American Oceans

Nearly 1000 Manatees Gather At Florida Park Setting New Record

a gathering of manatees in a spring in florida

In late January, Blue Spring State Park in Orange City, Florida, witnessed a remarkable clustering of manatees, as a staggering 932 individuals sought shelter in its warm waters, setting a new high in seasonal congregation numbers. This count notably exceeded the previous record by a significant margin, previously set at 736.

Notable Figures and Facts:

  • Record Count: 932 manatees on January 21, 2024
  • Previous Record: 736 manatees on January 1
  • Location: Blue Spring State Park, Orange City, Florida
  • Water Temperature: A steady 72 degrees Fahrenheit year-round

As the cooler season brings a dip in water temperatures, manatees migrate to sources of warmer water to prevent cold stress.

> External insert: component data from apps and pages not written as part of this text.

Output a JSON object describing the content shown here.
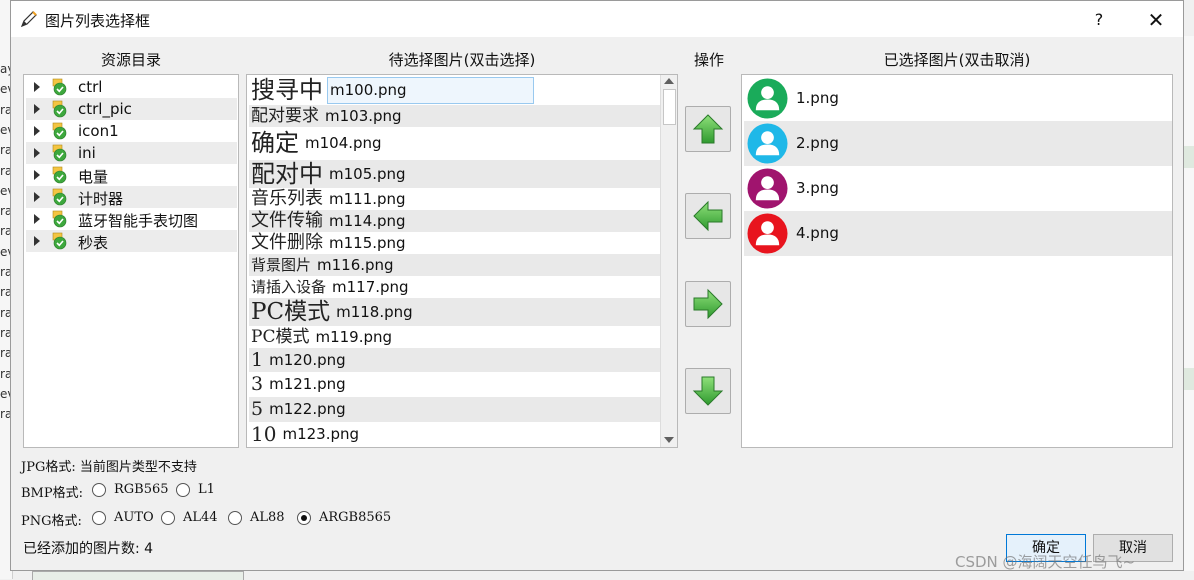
{
  "window": {
    "title": "图片列表选择框",
    "help_label": "?",
    "close_label": "✕"
  },
  "headers": {
    "resources": "资源目录",
    "pending": "待选择图片(双击选择)",
    "operations": "操作",
    "selected": "已选择图片(双击取消)"
  },
  "tree": {
    "items": [
      {
        "label": "ctrl"
      },
      {
        "label": "ctrl_pic"
      },
      {
        "label": "icon1"
      },
      {
        "label": "ini"
      },
      {
        "label": "电量"
      },
      {
        "label": "计时器"
      },
      {
        "label": "蓝牙智能手表切图"
      },
      {
        "label": "秒表"
      }
    ]
  },
  "pending_list": {
    "items": [
      {
        "preview": "搜寻中",
        "file": "m100.png"
      },
      {
        "preview": "配对要求",
        "file": "m103.png"
      },
      {
        "preview": "确定",
        "file": "m104.png"
      },
      {
        "preview": "配对中",
        "file": "m105.png"
      },
      {
        "preview": "音乐列表",
        "file": "m111.png"
      },
      {
        "preview": "文件传输",
        "file": "m114.png"
      },
      {
        "preview": "文件删除",
        "file": "m115.png"
      },
      {
        "preview": "背景图片",
        "file": "m116.png"
      },
      {
        "preview": "请插入设备",
        "file": "m117.png"
      },
      {
        "preview": "PC模式",
        "file": "m118.png"
      },
      {
        "preview": "PC模式",
        "file": "m119.png"
      },
      {
        "preview": "1",
        "file": "m120.png"
      },
      {
        "preview": "3",
        "file": "m121.png"
      },
      {
        "preview": "5",
        "file": "m122.png"
      },
      {
        "preview": "10",
        "file": "m123.png"
      }
    ]
  },
  "operations": {
    "icons": [
      "arrow-up-icon",
      "arrow-left-icon",
      "arrow-right-icon",
      "arrow-down-icon"
    ]
  },
  "selected_list": {
    "items": [
      {
        "label": "1.png",
        "color": "#1aab5a"
      },
      {
        "label": "2.png",
        "color": "#1fb8e8"
      },
      {
        "label": "3.png",
        "color": "#a0146e"
      },
      {
        "label": "4.png",
        "color": "#e8141e"
      }
    ]
  },
  "options": {
    "jpg_text": "JPG格式: 当前图片类型不支持",
    "bmp_label": "BMP格式:",
    "bmp_options": [
      {
        "label": "RGB565",
        "checked": false
      },
      {
        "label": "L1",
        "checked": false
      }
    ],
    "png_label": "PNG格式:",
    "png_options": [
      {
        "label": "AUTO",
        "checked": false
      },
      {
        "label": "AL44",
        "checked": false
      },
      {
        "label": "AL88",
        "checked": false
      },
      {
        "label": "ARGB8565",
        "checked": true
      }
    ]
  },
  "footer": {
    "count_text": "已经添加的图片数: 4",
    "ok_label": "确定",
    "cancel_label": "取消",
    "watermark": "CSDN @海阔天空任鸟飞~"
  },
  "background_fragments": [
    "ay",
    "ev",
    "ra",
    "ev",
    "ra",
    "ra",
    "ev",
    "ra",
    "ra",
    "ev",
    "ra",
    "ra",
    "ra",
    "ra",
    "ra",
    "ra",
    "ev",
    "ra"
  ],
  "colors": {
    "accent": "#0078d7",
    "arrow_green": "#3aa83a"
  }
}
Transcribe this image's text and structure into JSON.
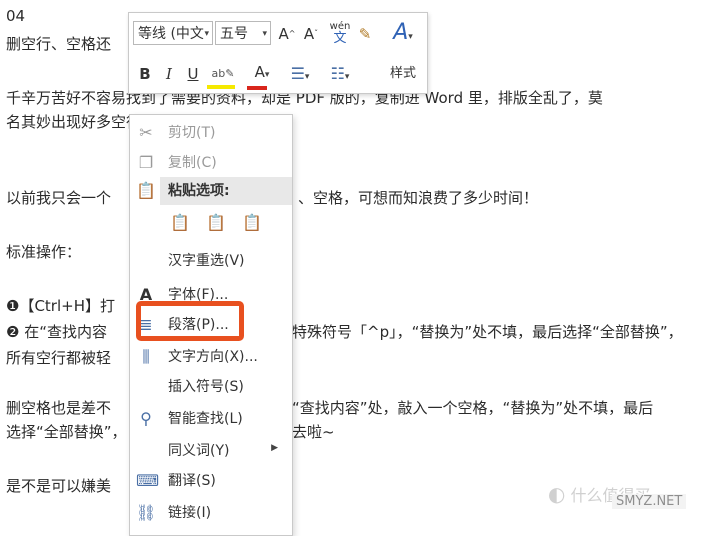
{
  "document": {
    "lines": [
      "04",
      "删空行、空格还",
      "千辛万苦好不容易找到了需要的资料，却是 PDF 版的，复制进 Word 里，排版全乱了，莫",
      "名其妙出现好多空行、空格",
      "以前我只会一个",
      "、空格，可想而知浪费了多少时间！",
      "标准操作：",
      "❶【Ctrl+H】打",
      "❷ 在“查找内容",
      "特殊符号「^p」，“替换为”处不填，最后选择“全部替换”，",
      "所有空行都被轻",
      "删空格也是差不",
      "“查找内容”处，敲入一个空格，“替换为”处不填，最后",
      "选择“全部替换”，",
      "去啦~",
      "是不是可以嫌美"
    ]
  },
  "mini_toolbar": {
    "font_name": "等线 (中文",
    "font_size": "五号",
    "grow_font": "A",
    "shrink_font": "A",
    "phonetic": "wén",
    "bold": "B",
    "italic": "I",
    "underline": "U",
    "font_color": "A",
    "styles_label": "样式"
  },
  "context_menu": {
    "items": [
      {
        "label": "剪切(T)",
        "icon": "scissors-icon",
        "enabled": false
      },
      {
        "label": "复制(C)",
        "icon": "copy-icon",
        "enabled": false
      },
      {
        "label": "粘贴选项:",
        "icon": "clipboard-icon",
        "enabled": true
      },
      {
        "label": "汉字重选(V)",
        "icon": "",
        "enabled": true
      },
      {
        "label": "字体(F)...",
        "icon": "font-icon",
        "enabled": true
      },
      {
        "label": "段落(P)...",
        "icon": "paragraph-icon",
        "enabled": true
      },
      {
        "label": "文字方向(X)...",
        "icon": "text-direction-icon",
        "enabled": true
      },
      {
        "label": "插入符号(S)",
        "icon": "",
        "enabled": true
      },
      {
        "label": "智能查找(L)",
        "icon": "search-icon",
        "enabled": true
      },
      {
        "label": "同义词(Y)",
        "icon": "",
        "enabled": true
      },
      {
        "label": "翻译(S)",
        "icon": "translate-icon",
        "enabled": true
      },
      {
        "label": "链接(I)",
        "icon": "link-icon",
        "enabled": true
      }
    ]
  },
  "watermark": "什么值得买",
  "watermark_site": "SMYZ.NET",
  "colors": {
    "highlight_border": "#e8501f",
    "font_color_bar": "#d9261c",
    "highlight_color_bar": "#f5e900"
  }
}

Guidelines by the Florida Fish and Wildlife Conservation Commission indicate that manatees require waters typically warmer than 68 degrees Fahrenheit to thrive during winter, leading them to places like natural springs and power plant discharges.

Critical Manatee Habits and Habitat:

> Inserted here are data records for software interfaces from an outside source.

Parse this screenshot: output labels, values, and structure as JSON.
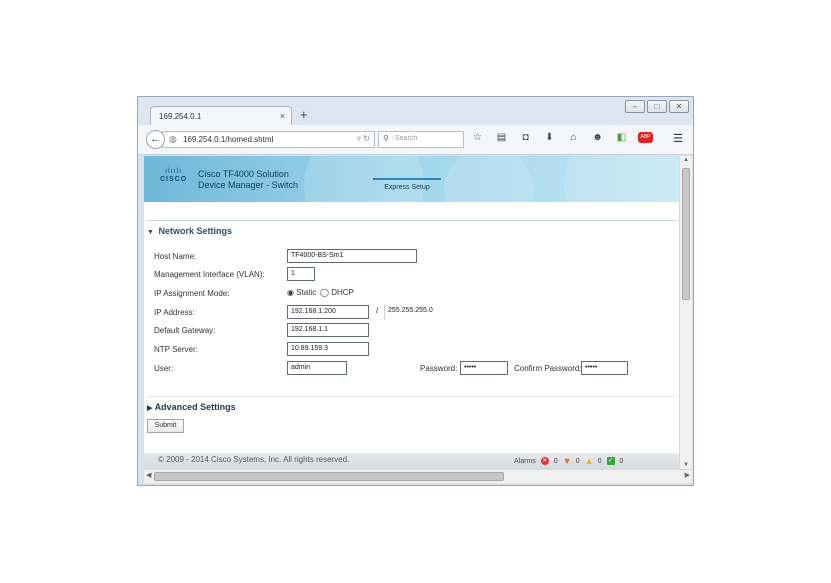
{
  "browser": {
    "tab_title": "169.254.0.1",
    "tab_close": "×",
    "new_tab": "+",
    "url": "169.254.0.1/homed.shtml",
    "search_placeholder": "Search",
    "window_buttons": [
      "–",
      "□",
      "✕"
    ]
  },
  "banner": {
    "logo_bars": "ılıılı",
    "logo_word": "CISCO",
    "product_line1": "Cisco TF4000 Solution",
    "product_line2": "Device Manager - Switch",
    "active_tab": "Express Setup"
  },
  "network": {
    "title": "Network Settings",
    "host_name_label": "Host Name:",
    "host_name_value": "TF4000-BS-Sm1",
    "vlan_label": "Management Interface (VLAN):",
    "vlan_value": "1",
    "ip_mode_label": "IP Assignment Mode:",
    "ip_mode_static": "Static",
    "ip_mode_dhcp": "DHCP",
    "ip_address_label": "IP Address:",
    "ip_address_value": "192.168.1.200",
    "slash": "/",
    "subnet_value": "255.255.255.0",
    "gateway_label": "Default Gateway:",
    "gateway_value": "192.168.1.1",
    "ntp_label": "NTP Server:",
    "ntp_value": "10.89.159.3",
    "user_label": "User:",
    "user_value": "admin",
    "password_label": "Password:",
    "password_value": "•••••",
    "confirm_label": "Confirm Password:",
    "confirm_value": "•••••"
  },
  "advanced": {
    "title": "Advanced Settings"
  },
  "submit_label": "Submit",
  "footer": {
    "copyright": "© 2009 - 2014 Cisco Systems, Inc. All rights reserved.",
    "alarms_label": "Alarms",
    "critical_count": "0",
    "major_count": "0",
    "minor_count": "0",
    "ok_count": "0"
  },
  "colors": {
    "banner": "#6fb8d8",
    "critical": "#d9342b",
    "major": "#e8731c",
    "minor": "#f0b400",
    "ok": "#3aa63a"
  }
}
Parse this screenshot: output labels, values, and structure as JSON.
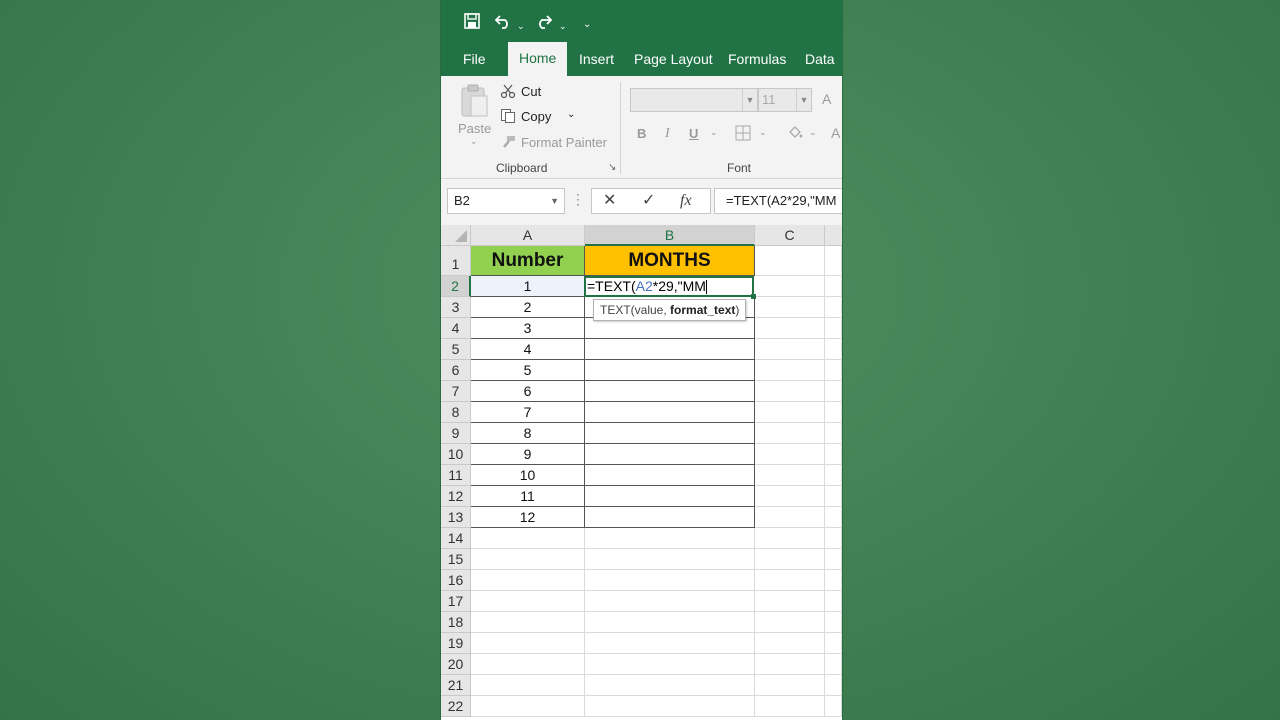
{
  "quick_access": {
    "save_icon": "save-icon",
    "undo_icon": "undo-icon",
    "redo_icon": "redo-icon"
  },
  "tabs": [
    {
      "label": "File"
    },
    {
      "label": "Home"
    },
    {
      "label": "Insert"
    },
    {
      "label": "Page Layout"
    },
    {
      "label": "Formulas"
    },
    {
      "label": "Data"
    }
  ],
  "active_tab": "Home",
  "clipboard": {
    "paste_label": "Paste",
    "cut_label": "Cut",
    "copy_label": "Copy",
    "format_painter_label": "Format Painter",
    "group_label": "Clipboard"
  },
  "font": {
    "font_size": "11",
    "bold": "B",
    "italic": "I",
    "underline": "U",
    "increase_size": "A",
    "font_color": "A",
    "group_label": "Font"
  },
  "formula_bar": {
    "name_box": "B2",
    "cancel": "✕",
    "enter": "✓",
    "fx": "fx",
    "formula": "=TEXT(A2*29,\"MM"
  },
  "columns": [
    "A",
    "B",
    "C"
  ],
  "selected_column": "B",
  "rows": [
    "1",
    "2",
    "3",
    "4",
    "5",
    "6",
    "7",
    "8",
    "9",
    "10",
    "11",
    "12",
    "13",
    "14",
    "15",
    "16",
    "17",
    "18",
    "19",
    "20",
    "21",
    "22"
  ],
  "selected_row": "2",
  "table": {
    "header_a": "Number",
    "header_b": "MONTHS",
    "numbers": [
      "1",
      "2",
      "3",
      "4",
      "5",
      "6",
      "7",
      "8",
      "9",
      "10",
      "11",
      "12"
    ]
  },
  "editing_cell": {
    "prefix": "=TEXT(",
    "ref": "A2",
    "suffix": "*29,\"MM",
    "ref_color": "#4472c4"
  },
  "tooltip": {
    "func": "TEXT(value, ",
    "arg": "format_text",
    "close": ")"
  },
  "colors": {
    "excel_green": "#217346",
    "header_a_fill": "#92d050",
    "header_b_fill": "#ffc000"
  }
}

  • Manatees, also known as sea cows, are largely herbivorous marine mammals.
  • They prefer shallow waters and often surface, making them vulnerable to vessel strikes.
  • Dedicated manatee protection zones exist to mitigate risks from boating activities.
  • Warm-water sites are crucial for their survival, especially during colder months.

Significance of Warm-Water Refuges:

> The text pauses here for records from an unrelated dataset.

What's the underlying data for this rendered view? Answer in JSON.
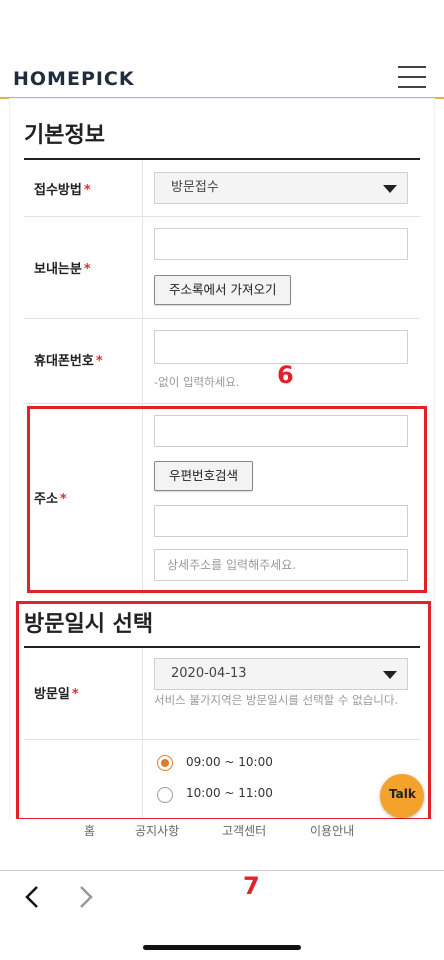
{
  "header": {
    "logo": "HOMEPICK",
    "menu_icon": "hamburger-menu-icon"
  },
  "basic_info": {
    "title": "기본정보",
    "receive_method": {
      "label": "접수방법",
      "value": "방문접수"
    },
    "sender": {
      "label": "보내는분",
      "value": "",
      "address_book_button": "주소록에서 가져오기"
    },
    "mobile": {
      "label": "휴대폰번호",
      "value": "",
      "hint": "-없이 입력하세요."
    },
    "address": {
      "label": "주소",
      "zip_value": "",
      "zip_search_button": "우편번호검색",
      "address_value": "",
      "detail_placeholder": "상세주소를 입력해주세요."
    }
  },
  "visit": {
    "title": "방문일시 선택",
    "date": {
      "label": "방문일",
      "value": "2020-04-13",
      "notice": "서비스 불가지역은 방문일시를 선택할 수 없습니다."
    },
    "times": [
      {
        "label": "09:00 ~ 10:00",
        "selected": true
      },
      {
        "label": "10:00 ~ 11:00",
        "selected": false
      }
    ]
  },
  "required_mark": "*",
  "annotations": {
    "box6": "6",
    "box7": "7"
  },
  "talk_button": "Talk",
  "footer": {
    "links": [
      "홈",
      "공지사항",
      "고객센터",
      "이용안내"
    ]
  },
  "browser_nav": {
    "back_icon": "chevron-left-icon",
    "forward_icon": "chevron-right-icon"
  },
  "colors": {
    "accent": "#e0b24a",
    "required": "#d8332f",
    "annotation": "#e0222a",
    "radio": "#e27a2e",
    "talk": "#f3a32b"
  }
}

Given an ongoing mortality event impacting manatees since 2020, primarily along the East Coast, the availability of warm-water refuges is vital. Deteriorating water quality and the loss of seagrass beds have been contributing to the nutritional stress and subsequent deaths of these creatures. The constant 72-degree waters of Blue Spring offer a sanctuary from these harsh conditions.

Historical Perspective:

  • Blue Spring’s manatee population in the 1970s was around 36.
  • Dramatic growth witnessed with more recent records showing a notable increase in numbers.
  • The Florida manatee, a subspecies of the West Indian manatee, is cataloged as vulnerable, approaching endangered status.

These marine mammals face multiple threats, including habitat loss, extreme weather, and algal blooms adversely affecting their primary food sources. Taking into consideration the average mass of these animals, the collective weight at Blue Spring on this record-breaking day was over 400 tons, underlining the immense scale of this gathering.

Observation Efforts:

  • Conducted by park staff, careful counts ensure accuracy of manatee numbers.
  • Sightings offer both an awe-inspiring spectacle and valuable data for conservation.

The substantial assemblage has since reduced, with counts returning to more typical levels. Nevertheless, the event underlines the park’s importance as a haven for manatees. Park manager Dustin Allen conveyed the perennial wonderment of witnessing these gentle giants, regardless of their numbers, as they seek respite in the park’s regulated warmth.

Add comment